Last spring, Rachelle, her parents and I spent an afternoon at Cataloochee in Great Smoky Mountains National Park in search of elk. In 2001 and 2002, two separate herds of elk were relocated from Land Between the Lakes National Recreation Area to Cataloochee in the western/North Carolina portion of Great Smoky Mountains National Park. Cataloochee is a relatively isolated portion of the national park, similar to the much more frequently visited Cades Cove in the eastern/Tennessee portion of the park.
The name Cataloochee is a corruption of the Cherokee name for the area, “Gadalutsi,” which means “standing up in a row,” and could refer either to the mountains which surround the valley, or the abundant trees which cover them. Cataloochee was comprised of two separate communities, Big Cataloochee and Little Cataloochee.

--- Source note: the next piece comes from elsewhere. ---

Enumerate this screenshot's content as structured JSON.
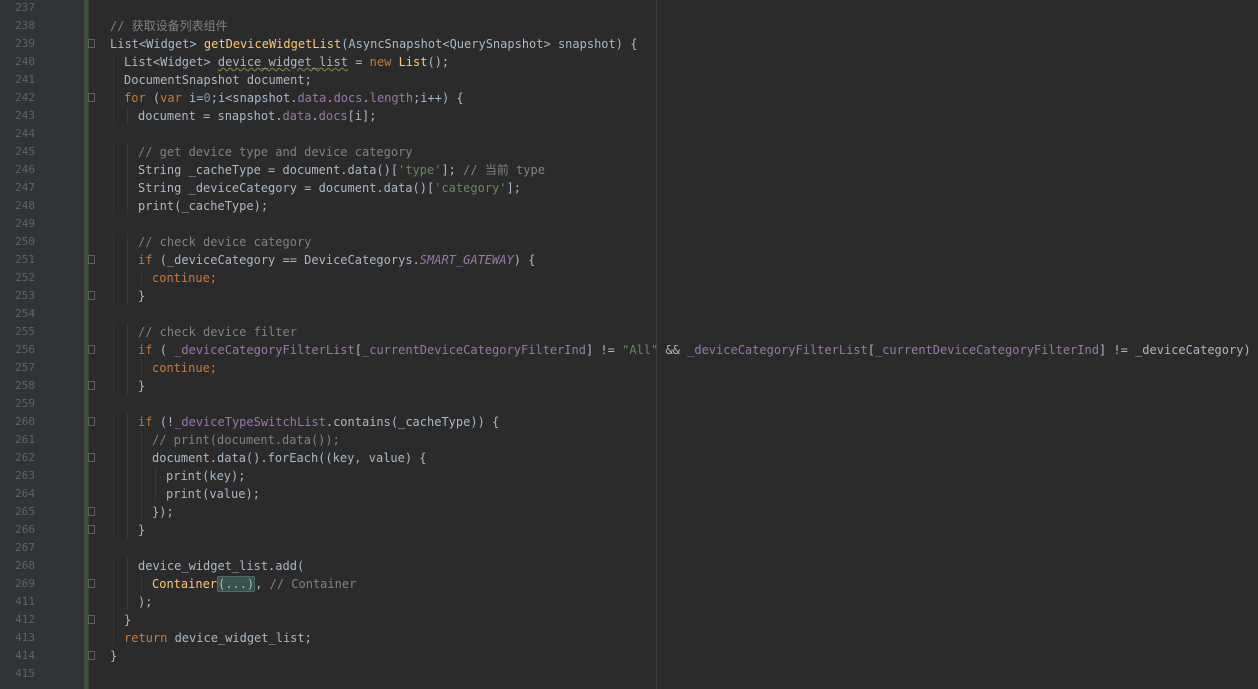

After our previous trip, I wanted to head back in the fall during the rut (mating season) in the hopes of hearing the elk bugle. So, my wife and I planned an October trip to the mountains. Like our previous visit, we spent our time in Big Cataloochee. We picked a spot on the side of the road, unpacked our stuff and waited for the show to begin.
As the sun began to fade, our vigilance was rewarded. We spotted a group of five elk come out of the protection of the trees into the field near us. The group was composed of three bulls (male) and two cows (female). The male elk in the photograph above was very agressive and chased the other two bulls away from his harem.
This is the same elk grazing in peace after he had runoff the interlopers.
These are the two cows he was “protecting”.
The other two male elk were chased off in the direction of the road, and remained close to it – I suppose out of fear of angering their rival. I walked down the road so I could get a closer look at them.
Quite a few people were taking photos of this pair. And while everybody kept a respectful distance, the two elk didn’t seem to mind the attention.
I wonder if he was checking to see if his rival was still around.
He and his pair of females were still nearby.
We had also hoped to hear the elk bugle, and we weren’t disappointed in that department. We heard several elk bugle in the distance.
Since dusk was quickly approaching we decided it was time to leave. As we were heading down the road toward the park entrance, we saw a large bull in the woods to the right of the road. I got out of the car and on foot followed his progress through the woods. Eventually, I was rewarded with an amazing view of this magnificent creature.
This male popped out of the woods and then wandered back in to them – he was probably spooked by all then people attempting to take his photograph.
Suddenly, he walked calmly out of the trees again, right in front of me.
Then, he paused under a tree to graze for a moment.
By this time I had gotten back in our car. As we were passing him, he decided to go for a stroll, so we followed him for a bit, and stopped on the side of the road when he stopped.
While we were watching him he let loose with a loud bugle. What a treat!
Several other males were also in the area. We watched them for a while, and then resumed our plans to leave the park.
On our way out of the park we made one last stop to watch the sunset.
Daylight fades from the valley.
Rays of sunshine poke through the clouds.